What Is A Direct Drive Wheel & What Makes Them Better?

In sim racing, a direct drive wheel is mounted directly onto the motor by way of a quick release hub, making them different to wheel systems that are gear or belt-driven, in which a mechanism exists between the motor and you. 

Generally speaking, parts of a lower quality are used in both gear and belt-driven wheel systems, and they’re unable to deliver the same degree of force that direct drive wheelbases such as the Simucube 2 Sport are able to, with some lower priced systems barely having any force feedback. Heavier and costlier, they do however, offer several important advantages over lower priced systems, such as those listed below:  

  • Precision

With a system that has less lag and an absence of mechanical play, a direct drive wheel is able to deliver feedback that gives you quicker response times to slides, enabling you to handle them more competently when racing. When you’ve gotten used to the level of force involved with a direct drive steering wheel, you’ll soon gain confidence and find yourself making fewer mistakes.

  • Rotation

Matching the simulated rotation of the wheel perfectly, all wheels go further than 900° of rotation.  

FFB strength and FFB effects

Able to deliver peak and nominal levels of torque that are higher than other wheel systems, direct drive wheels offer racers more rounded and precise feedback effects. 

Detail at high frequencies

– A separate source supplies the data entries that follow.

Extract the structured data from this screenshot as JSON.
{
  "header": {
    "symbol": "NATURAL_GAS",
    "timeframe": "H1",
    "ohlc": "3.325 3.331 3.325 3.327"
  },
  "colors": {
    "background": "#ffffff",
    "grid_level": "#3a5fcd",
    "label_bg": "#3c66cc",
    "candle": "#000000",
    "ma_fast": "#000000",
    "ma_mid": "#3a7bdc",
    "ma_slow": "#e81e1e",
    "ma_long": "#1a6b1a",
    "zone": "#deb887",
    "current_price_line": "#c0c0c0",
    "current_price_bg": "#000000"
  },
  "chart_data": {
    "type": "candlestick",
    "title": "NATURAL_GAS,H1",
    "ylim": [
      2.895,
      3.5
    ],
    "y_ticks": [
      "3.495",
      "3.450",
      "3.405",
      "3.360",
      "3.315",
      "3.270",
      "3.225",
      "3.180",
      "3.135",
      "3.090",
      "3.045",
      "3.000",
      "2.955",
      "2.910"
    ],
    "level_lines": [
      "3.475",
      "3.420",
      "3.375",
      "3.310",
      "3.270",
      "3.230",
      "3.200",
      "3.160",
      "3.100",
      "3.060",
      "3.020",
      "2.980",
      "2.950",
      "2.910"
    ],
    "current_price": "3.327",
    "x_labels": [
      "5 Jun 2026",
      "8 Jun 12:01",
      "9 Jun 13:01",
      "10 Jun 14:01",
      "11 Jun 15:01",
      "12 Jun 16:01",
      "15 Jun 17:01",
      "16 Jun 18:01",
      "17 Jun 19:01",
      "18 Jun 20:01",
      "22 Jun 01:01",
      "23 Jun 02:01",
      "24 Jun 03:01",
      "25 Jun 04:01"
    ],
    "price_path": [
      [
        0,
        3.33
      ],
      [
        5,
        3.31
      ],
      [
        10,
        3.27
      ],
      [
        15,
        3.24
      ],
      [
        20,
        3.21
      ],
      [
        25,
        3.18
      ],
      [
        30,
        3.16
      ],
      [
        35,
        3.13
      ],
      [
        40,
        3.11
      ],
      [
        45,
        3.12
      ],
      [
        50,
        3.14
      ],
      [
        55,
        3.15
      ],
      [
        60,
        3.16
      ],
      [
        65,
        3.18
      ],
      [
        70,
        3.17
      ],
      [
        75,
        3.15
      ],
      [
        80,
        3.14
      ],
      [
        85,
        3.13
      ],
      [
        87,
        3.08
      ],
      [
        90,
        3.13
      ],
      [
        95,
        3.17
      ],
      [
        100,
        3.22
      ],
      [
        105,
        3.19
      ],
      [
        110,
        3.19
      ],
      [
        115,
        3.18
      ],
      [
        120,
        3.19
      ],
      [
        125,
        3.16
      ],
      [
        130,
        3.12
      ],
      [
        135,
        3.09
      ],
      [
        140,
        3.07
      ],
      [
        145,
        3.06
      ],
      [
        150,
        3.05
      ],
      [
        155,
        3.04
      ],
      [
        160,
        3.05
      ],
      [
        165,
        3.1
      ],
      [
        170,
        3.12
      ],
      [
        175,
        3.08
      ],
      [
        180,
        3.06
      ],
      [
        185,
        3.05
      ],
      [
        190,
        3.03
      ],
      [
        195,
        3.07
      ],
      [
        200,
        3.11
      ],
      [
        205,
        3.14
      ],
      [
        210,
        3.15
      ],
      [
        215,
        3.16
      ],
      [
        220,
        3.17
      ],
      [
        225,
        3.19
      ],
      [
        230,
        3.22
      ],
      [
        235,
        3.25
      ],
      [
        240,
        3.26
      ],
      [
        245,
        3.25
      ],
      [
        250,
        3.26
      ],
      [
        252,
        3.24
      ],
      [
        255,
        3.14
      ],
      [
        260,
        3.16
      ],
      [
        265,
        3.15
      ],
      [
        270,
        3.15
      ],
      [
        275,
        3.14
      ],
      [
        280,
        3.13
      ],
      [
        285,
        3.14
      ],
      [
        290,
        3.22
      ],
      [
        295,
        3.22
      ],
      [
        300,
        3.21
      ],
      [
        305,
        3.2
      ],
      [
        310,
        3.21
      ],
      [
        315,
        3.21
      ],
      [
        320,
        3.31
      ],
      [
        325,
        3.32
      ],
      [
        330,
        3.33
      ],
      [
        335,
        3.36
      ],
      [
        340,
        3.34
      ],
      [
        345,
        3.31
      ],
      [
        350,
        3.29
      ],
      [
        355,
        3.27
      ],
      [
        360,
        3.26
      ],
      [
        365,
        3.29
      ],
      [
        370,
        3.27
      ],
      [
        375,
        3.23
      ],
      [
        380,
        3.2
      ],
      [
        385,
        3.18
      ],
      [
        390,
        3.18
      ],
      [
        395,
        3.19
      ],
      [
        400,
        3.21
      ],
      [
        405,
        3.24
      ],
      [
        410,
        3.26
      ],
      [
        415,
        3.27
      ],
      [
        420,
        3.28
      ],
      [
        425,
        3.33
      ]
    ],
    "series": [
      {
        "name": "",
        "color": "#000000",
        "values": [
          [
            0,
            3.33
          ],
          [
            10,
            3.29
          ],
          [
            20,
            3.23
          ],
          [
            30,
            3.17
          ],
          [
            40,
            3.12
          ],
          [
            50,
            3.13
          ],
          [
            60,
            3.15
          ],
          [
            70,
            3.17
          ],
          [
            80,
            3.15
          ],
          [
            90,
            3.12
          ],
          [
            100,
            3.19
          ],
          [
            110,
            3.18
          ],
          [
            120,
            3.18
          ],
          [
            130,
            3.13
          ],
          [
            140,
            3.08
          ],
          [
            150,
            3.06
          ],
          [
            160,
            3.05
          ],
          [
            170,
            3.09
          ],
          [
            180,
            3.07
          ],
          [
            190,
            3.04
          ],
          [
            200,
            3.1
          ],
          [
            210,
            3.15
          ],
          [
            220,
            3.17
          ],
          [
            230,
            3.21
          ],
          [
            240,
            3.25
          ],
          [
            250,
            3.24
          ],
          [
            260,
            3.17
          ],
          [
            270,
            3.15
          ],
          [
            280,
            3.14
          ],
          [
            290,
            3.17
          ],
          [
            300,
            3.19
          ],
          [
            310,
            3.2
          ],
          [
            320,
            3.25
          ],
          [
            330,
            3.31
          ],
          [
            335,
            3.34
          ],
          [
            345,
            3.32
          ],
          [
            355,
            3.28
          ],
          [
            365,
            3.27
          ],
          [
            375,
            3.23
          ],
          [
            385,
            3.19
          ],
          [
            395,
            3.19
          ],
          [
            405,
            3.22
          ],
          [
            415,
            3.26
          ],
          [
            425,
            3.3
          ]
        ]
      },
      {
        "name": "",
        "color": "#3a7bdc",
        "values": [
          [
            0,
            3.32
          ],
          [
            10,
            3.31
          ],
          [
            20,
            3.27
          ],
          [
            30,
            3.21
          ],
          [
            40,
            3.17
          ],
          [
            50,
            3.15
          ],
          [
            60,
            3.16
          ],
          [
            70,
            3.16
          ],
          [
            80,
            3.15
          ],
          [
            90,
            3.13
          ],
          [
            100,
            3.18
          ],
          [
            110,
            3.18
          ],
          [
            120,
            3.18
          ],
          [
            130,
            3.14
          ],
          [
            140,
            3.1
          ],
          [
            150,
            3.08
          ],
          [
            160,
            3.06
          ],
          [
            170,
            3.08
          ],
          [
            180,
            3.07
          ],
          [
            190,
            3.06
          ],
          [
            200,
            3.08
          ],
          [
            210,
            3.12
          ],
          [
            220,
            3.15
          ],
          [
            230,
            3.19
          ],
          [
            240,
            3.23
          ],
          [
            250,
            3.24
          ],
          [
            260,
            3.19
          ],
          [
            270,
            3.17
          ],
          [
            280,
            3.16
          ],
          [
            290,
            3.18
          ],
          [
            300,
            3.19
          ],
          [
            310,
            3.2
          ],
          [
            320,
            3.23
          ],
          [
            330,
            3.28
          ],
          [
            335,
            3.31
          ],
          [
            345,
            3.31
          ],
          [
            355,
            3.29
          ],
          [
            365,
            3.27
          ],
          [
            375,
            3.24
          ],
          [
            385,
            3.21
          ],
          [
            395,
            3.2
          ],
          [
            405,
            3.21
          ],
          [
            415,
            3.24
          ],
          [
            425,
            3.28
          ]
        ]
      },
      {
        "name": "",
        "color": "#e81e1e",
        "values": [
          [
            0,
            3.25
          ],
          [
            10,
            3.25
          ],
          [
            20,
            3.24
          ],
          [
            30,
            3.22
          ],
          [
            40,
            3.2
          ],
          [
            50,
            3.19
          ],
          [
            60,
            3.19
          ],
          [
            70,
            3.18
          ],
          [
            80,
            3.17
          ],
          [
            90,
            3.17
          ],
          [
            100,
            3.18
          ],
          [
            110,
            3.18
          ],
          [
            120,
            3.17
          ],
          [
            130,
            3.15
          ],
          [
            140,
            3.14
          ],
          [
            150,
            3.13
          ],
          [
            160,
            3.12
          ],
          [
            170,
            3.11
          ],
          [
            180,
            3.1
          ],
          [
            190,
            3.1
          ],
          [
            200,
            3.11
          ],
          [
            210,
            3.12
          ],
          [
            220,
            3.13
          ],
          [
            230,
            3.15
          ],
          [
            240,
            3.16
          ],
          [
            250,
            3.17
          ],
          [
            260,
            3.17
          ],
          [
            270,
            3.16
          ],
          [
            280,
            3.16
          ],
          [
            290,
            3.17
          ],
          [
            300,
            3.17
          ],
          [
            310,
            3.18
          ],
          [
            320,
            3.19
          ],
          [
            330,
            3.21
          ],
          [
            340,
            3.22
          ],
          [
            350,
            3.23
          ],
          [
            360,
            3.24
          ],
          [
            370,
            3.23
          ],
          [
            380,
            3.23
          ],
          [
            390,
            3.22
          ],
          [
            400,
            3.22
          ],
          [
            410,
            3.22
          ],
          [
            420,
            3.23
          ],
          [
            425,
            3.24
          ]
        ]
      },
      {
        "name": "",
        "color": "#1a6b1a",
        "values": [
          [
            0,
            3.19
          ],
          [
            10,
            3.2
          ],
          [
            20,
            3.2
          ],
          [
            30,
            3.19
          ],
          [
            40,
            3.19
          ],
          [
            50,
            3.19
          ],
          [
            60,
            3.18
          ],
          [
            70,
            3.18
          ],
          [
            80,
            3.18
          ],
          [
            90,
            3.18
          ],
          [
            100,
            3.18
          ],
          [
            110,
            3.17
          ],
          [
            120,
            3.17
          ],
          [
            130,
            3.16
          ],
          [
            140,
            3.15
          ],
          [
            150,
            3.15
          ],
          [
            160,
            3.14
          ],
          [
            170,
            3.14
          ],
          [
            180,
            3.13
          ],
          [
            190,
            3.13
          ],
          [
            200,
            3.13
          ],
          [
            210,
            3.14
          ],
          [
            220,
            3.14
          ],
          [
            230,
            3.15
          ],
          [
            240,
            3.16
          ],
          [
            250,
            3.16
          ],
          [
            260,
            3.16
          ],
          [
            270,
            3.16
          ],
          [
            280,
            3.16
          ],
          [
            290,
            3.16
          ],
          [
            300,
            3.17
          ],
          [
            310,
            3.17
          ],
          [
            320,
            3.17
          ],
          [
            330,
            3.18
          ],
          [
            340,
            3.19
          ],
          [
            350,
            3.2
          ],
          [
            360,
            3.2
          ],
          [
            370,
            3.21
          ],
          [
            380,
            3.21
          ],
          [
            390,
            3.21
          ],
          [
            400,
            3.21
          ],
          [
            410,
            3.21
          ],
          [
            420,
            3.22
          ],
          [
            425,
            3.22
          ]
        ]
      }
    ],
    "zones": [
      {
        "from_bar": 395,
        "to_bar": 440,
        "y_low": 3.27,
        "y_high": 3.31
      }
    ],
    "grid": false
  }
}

Many sim racers love to be able to feel the details of the track as they drive, and direct drive wheels enable you to do exactly that and in incredible detail, right down to the vibrations. 

Rigidity and build quality

When you invest in a high quality direct drive sim steering wheel, it will have a minimum of 4 M6 threads for mounting into a cockpit made of aluminium, enabling strength and rigidity when dealing with 25nm torque at its peak. While direct drive wheels feel a lot heavier than their belt or gear driven counterparts, this gives them the strength to cope with the torque, and you the opportunity to race at your very best. 

Torque in a little more detail

When choosing a direct drive steering system, torque is a crucial aspect, with manufacturers typically talking about the following two torque type values:

  • Peak torque
  • Holding or constant torque

When referring to something known as ‘peak torque,’ this means the highest output the wheel motor can give in short bursts, and you might experience this as a sim racer during a change of direction at high speeds, driving over a particularly high curb, or even in a crash. 

When referring to ‘holding torque,’ this means motor’s strength when resisting rotation. During racing on a virtual track, the driver is often resisting the self-aligning torque of the car through corners, for example, which can cause heating up of the motor. For a more consistent and smooth driving experience, high holding torque is imperative.

Direct drive wheelbases might be more expensive than other alternatives, but if you want to get the most out of your sim racing experience, you’ll want to invest in one. To get your hands on a direct drive steering wheel that will give you an electrifying race experience, head to your nearest simulator hardware store in the UK and test one out before buying.